Ultraviolet light - (n.)

Also known as UV light, this form of electromagnetic radiation is emitted by the Sun and is invisible to the naked eye. Lying in the electromagnetic spectrum between violet light and X-rays, UV light can be harmful to living organisms, most notably by damaging DNA. UV light comes in three main forms: UV-A, UV-B, and UV-C. UV-C is the shortest and most dangerous wavelength, but it is largely absorbed by the Earth's ozone layer. UV-A, a longer wavelength, usually induces skin tanning in humans, while UV-B, a shorter wavelength, causes sunburns and is most often associated with skin cancer in humans.
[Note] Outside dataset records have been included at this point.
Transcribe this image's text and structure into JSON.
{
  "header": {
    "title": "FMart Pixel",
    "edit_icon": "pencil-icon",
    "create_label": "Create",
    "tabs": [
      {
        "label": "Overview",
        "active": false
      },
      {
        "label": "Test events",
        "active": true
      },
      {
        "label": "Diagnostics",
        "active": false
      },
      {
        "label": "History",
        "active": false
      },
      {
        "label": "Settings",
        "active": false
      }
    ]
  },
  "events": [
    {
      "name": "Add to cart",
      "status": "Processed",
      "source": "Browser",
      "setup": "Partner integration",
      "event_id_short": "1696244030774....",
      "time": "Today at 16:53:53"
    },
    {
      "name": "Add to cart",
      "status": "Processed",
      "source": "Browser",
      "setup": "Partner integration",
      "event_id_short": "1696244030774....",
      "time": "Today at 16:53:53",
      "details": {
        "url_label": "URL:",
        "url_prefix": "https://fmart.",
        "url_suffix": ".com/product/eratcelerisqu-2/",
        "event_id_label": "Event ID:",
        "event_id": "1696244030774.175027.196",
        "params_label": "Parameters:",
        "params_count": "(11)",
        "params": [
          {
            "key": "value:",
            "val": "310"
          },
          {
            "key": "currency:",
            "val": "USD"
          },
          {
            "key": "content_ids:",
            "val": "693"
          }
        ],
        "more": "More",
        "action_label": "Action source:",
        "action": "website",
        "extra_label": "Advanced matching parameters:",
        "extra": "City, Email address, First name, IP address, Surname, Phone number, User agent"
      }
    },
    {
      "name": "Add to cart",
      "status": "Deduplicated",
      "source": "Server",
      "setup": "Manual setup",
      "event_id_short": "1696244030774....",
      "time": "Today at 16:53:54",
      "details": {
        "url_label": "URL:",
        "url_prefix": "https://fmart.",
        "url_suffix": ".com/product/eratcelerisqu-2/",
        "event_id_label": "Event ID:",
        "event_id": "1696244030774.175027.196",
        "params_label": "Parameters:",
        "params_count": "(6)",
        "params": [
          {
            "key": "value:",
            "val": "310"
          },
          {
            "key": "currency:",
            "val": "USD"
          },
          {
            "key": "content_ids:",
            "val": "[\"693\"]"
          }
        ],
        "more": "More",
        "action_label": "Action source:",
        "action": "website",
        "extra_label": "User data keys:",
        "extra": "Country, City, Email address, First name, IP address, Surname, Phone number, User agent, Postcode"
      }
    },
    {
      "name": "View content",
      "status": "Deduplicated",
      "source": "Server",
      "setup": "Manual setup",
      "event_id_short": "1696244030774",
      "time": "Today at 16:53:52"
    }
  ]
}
While the Earth’s ozone layer absorbs about half of the UV-B radiation, UV-A radiation is not absorbed by our atmosphere.